*MATERIAL TO PROCESS*.
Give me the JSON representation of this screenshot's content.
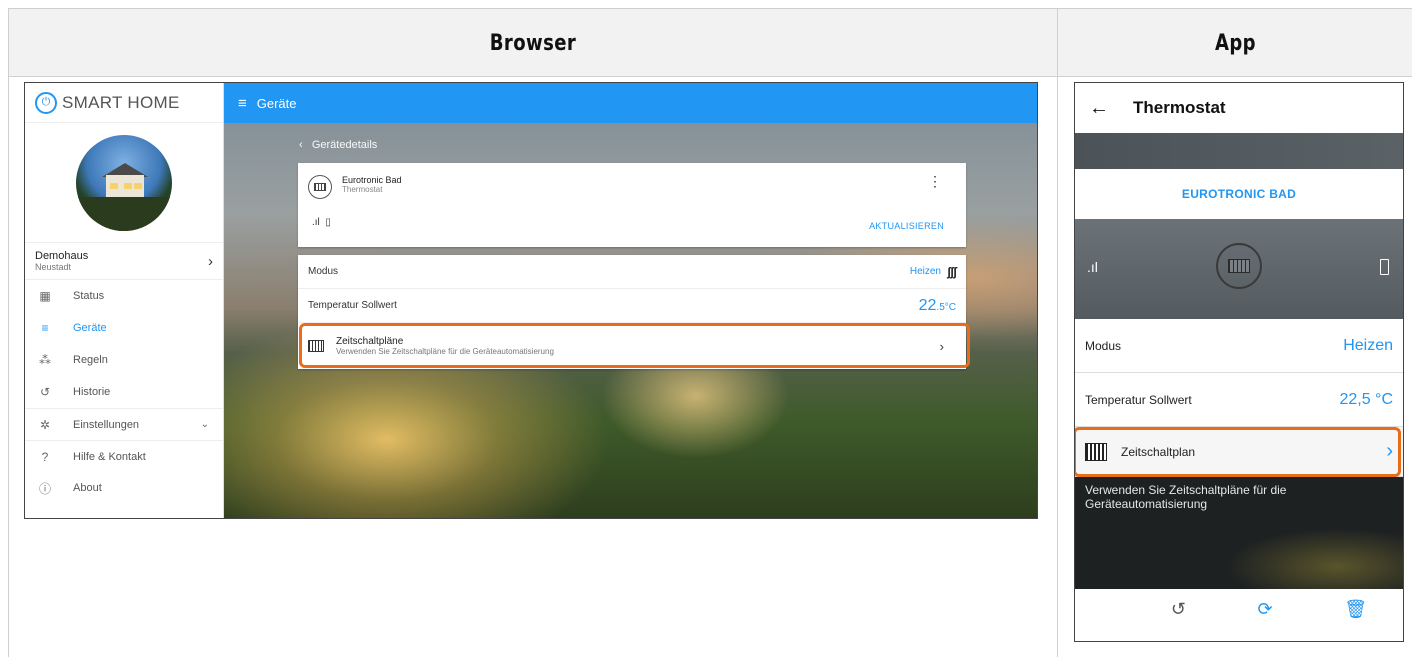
{
  "headers": {
    "browser": "Browser",
    "app": "App"
  },
  "browser": {
    "logo": {
      "icon": "power-icon",
      "text": "SMART HOME"
    },
    "location": {
      "name": "Demohaus",
      "city": "Neustadt"
    },
    "nav": [
      {
        "label": "Status",
        "icon": "grid-icon"
      },
      {
        "label": "Geräte",
        "icon": "list-icon",
        "active": true
      },
      {
        "label": "Regeln",
        "icon": "wand-icon"
      },
      {
        "label": "Historie",
        "icon": "history-icon"
      },
      {
        "label": "Einstellungen",
        "icon": "gear-icon"
      },
      {
        "label": "Hilfe & Kontakt",
        "icon": "help-icon"
      },
      {
        "label": "About",
        "icon": "info-icon"
      }
    ],
    "topbar_title": "Geräte",
    "back_label": "Gerätedetails",
    "device": {
      "name": "Eurotronic Bad",
      "type": "Thermostat",
      "refresh": "AKTUALISIEREN"
    },
    "mode": {
      "label": "Modus",
      "value": "Heizen"
    },
    "temp": {
      "label": "Temperatur Sollwert",
      "value": "22",
      "decimal": ".5",
      "unit": "°C"
    },
    "schedule": {
      "title": "Zeitschaltpläne",
      "subtitle": "Verwenden Sie Zeitschaltpläne für die Geräteautomatisierung"
    }
  },
  "app": {
    "title": "Thermostat",
    "device_name": "EUROTRONIC BAD",
    "mode": {
      "label": "Modus",
      "value": "Heizen"
    },
    "temp": {
      "label": "Temperatur Sollwert",
      "value": "22,5 °C"
    },
    "schedule": {
      "label": "Zeitschaltplan"
    },
    "info": "Verwenden Sie Zeitschaltpläne für die Geräteautomatisierung"
  },
  "colors": {
    "accent": "#2196f3",
    "highlight": "#e86d1a"
  }
}
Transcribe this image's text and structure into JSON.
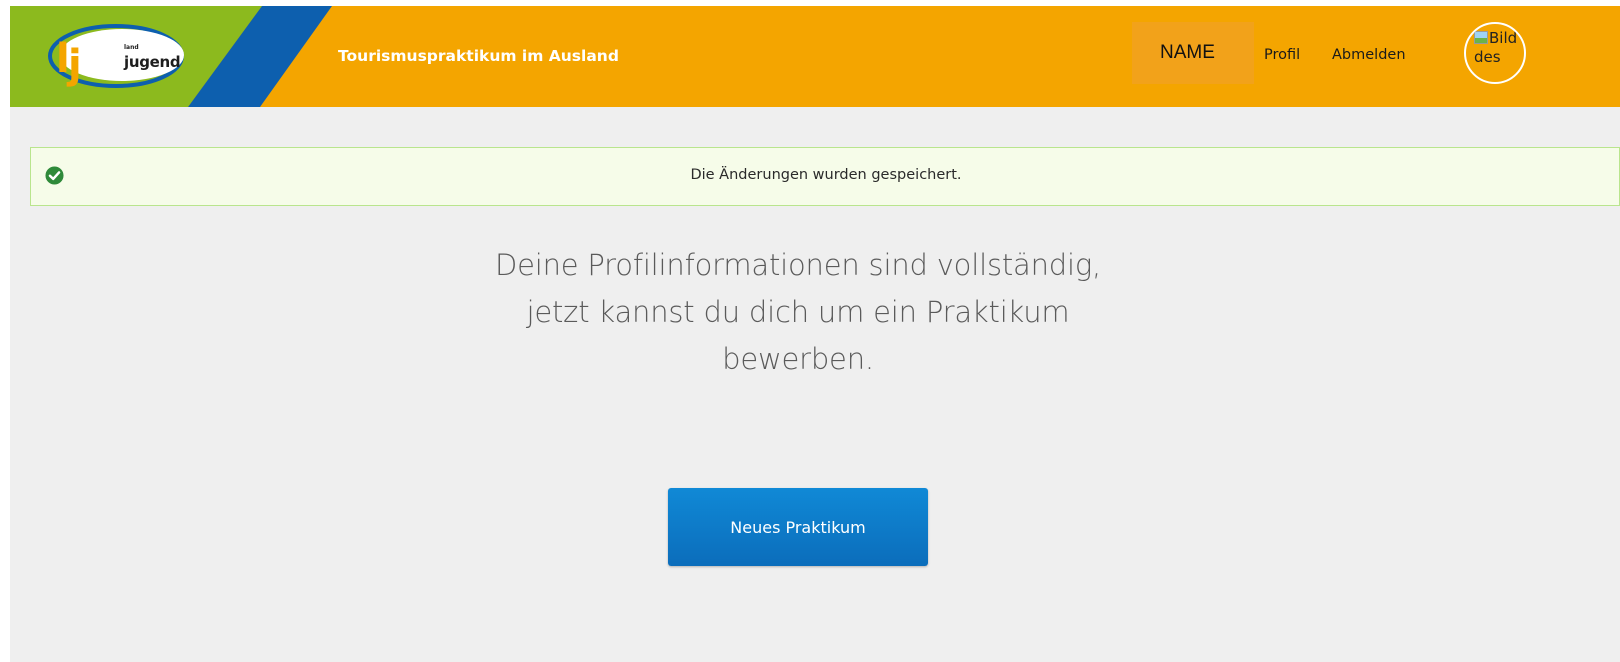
{
  "colors": {
    "header_orange": "#f4a500",
    "logo_green": "#8cba1e",
    "logo_blue": "#0d5fae",
    "alert_border": "#b9e58d",
    "alert_bg": "#f6fce9",
    "button_blue": "#0b73c4"
  },
  "header": {
    "logo_small": "land",
    "logo_text": "jugend",
    "app_title": "Tourismuspraktikum im Ausland",
    "user_name": "NAME",
    "profile_link": "Profil",
    "logout_link": "Abmelden",
    "avatar_alt": "Bild des",
    "avatar_icon": "broken-image-icon"
  },
  "alert": {
    "icon": "check-circle-icon",
    "text": "Die Änderungen wurden gespeichert."
  },
  "main": {
    "message_lines": [
      "Deine Profilinformationen sind vollständig,",
      "jetzt kannst du dich um ein Praktikum",
      "bewerben."
    ],
    "new_button_label": "Neues Praktikum"
  }
}
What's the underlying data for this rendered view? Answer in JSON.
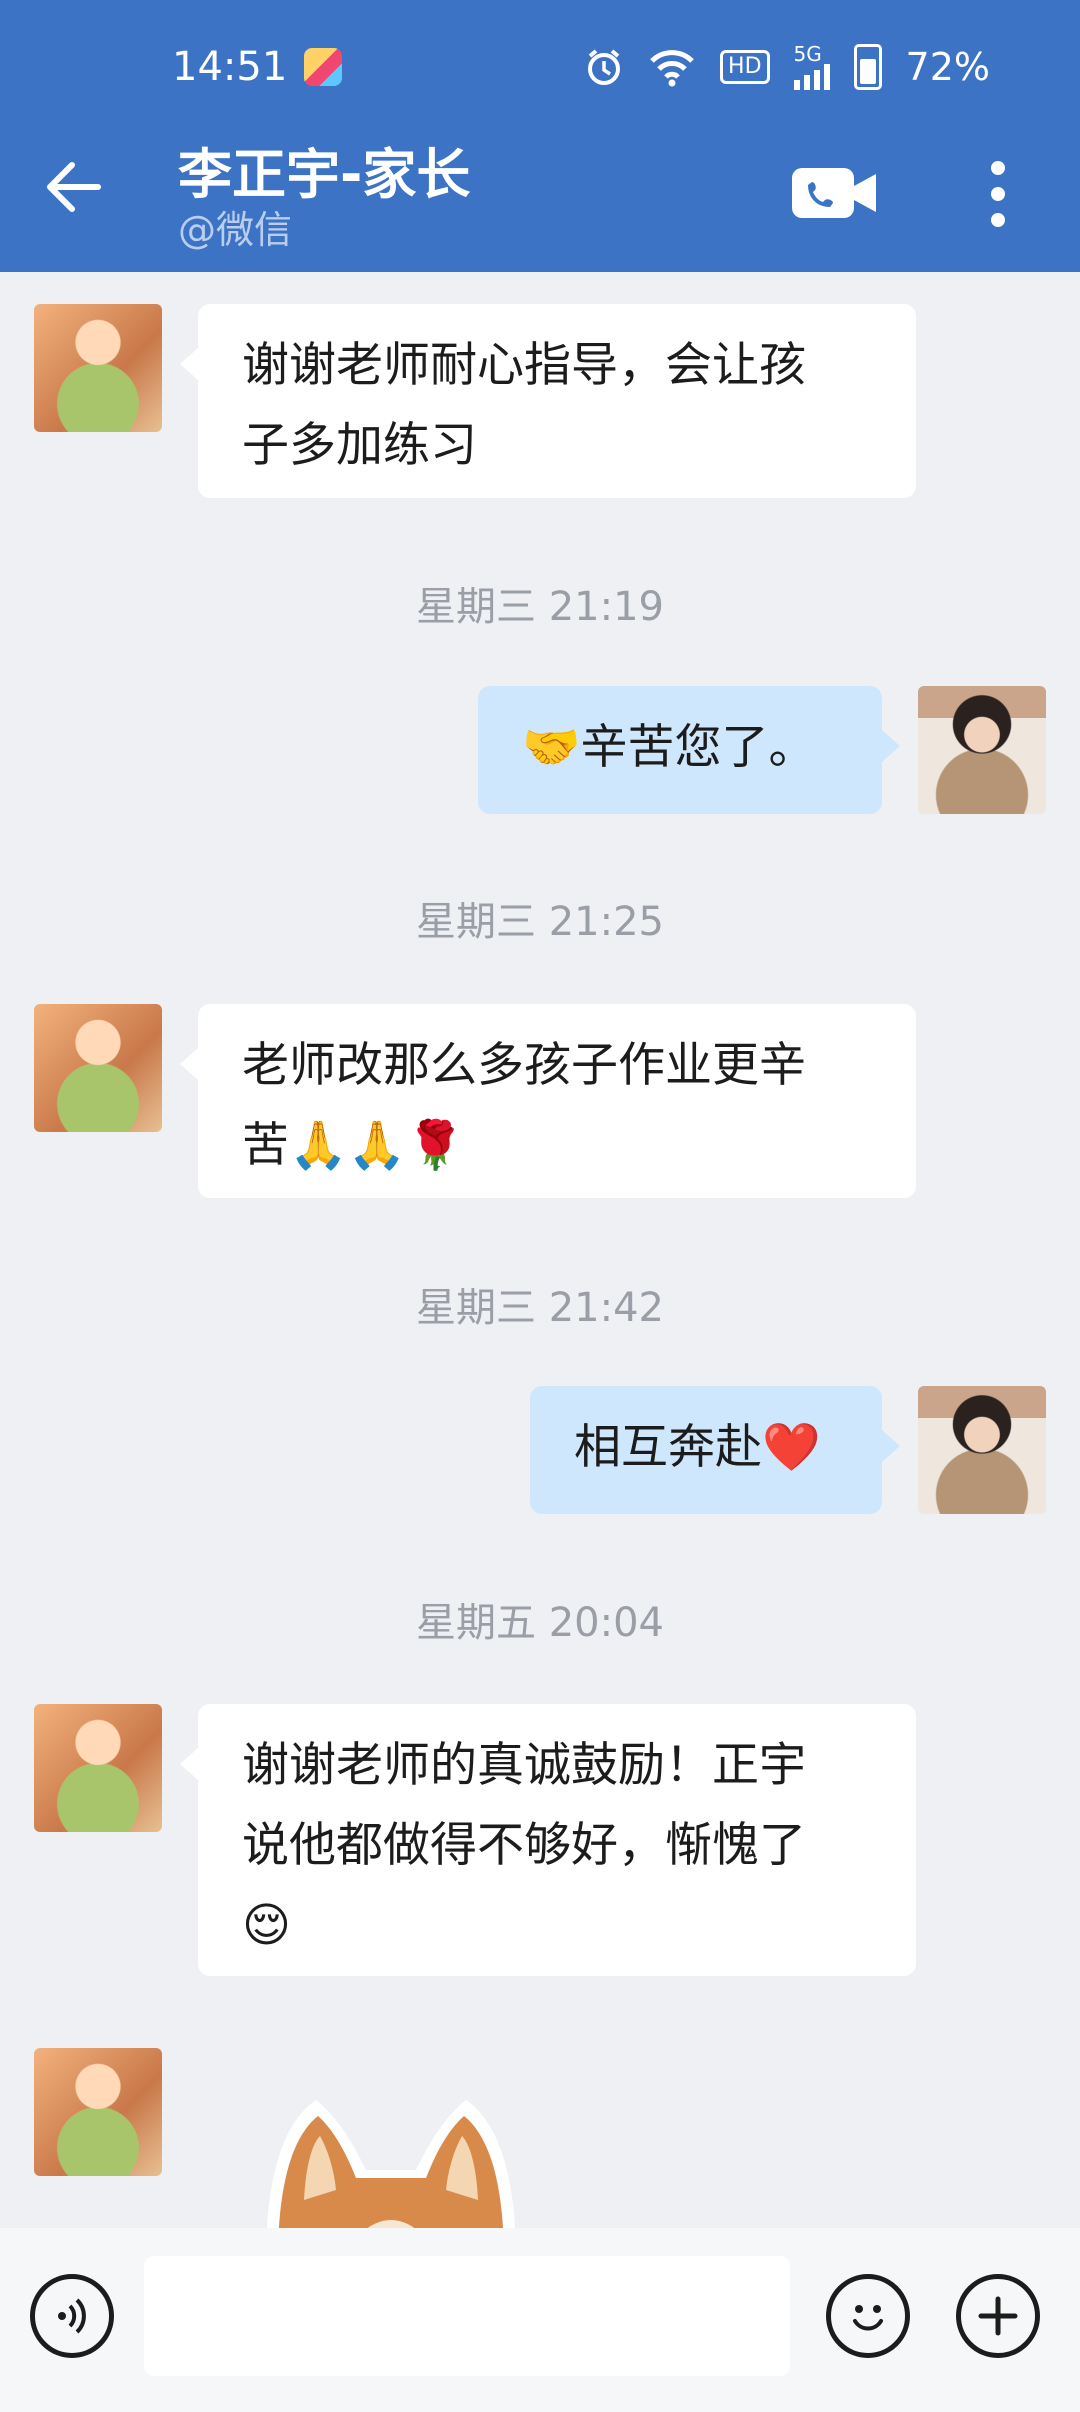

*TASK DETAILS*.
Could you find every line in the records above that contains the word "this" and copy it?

*EXERCISE OUTPUT*.
Give me the JSON representation of this screenshot's content.
Transcribe this image's text and structure into JSON.
What's the underlying data for this rendered view? Answer in JSON.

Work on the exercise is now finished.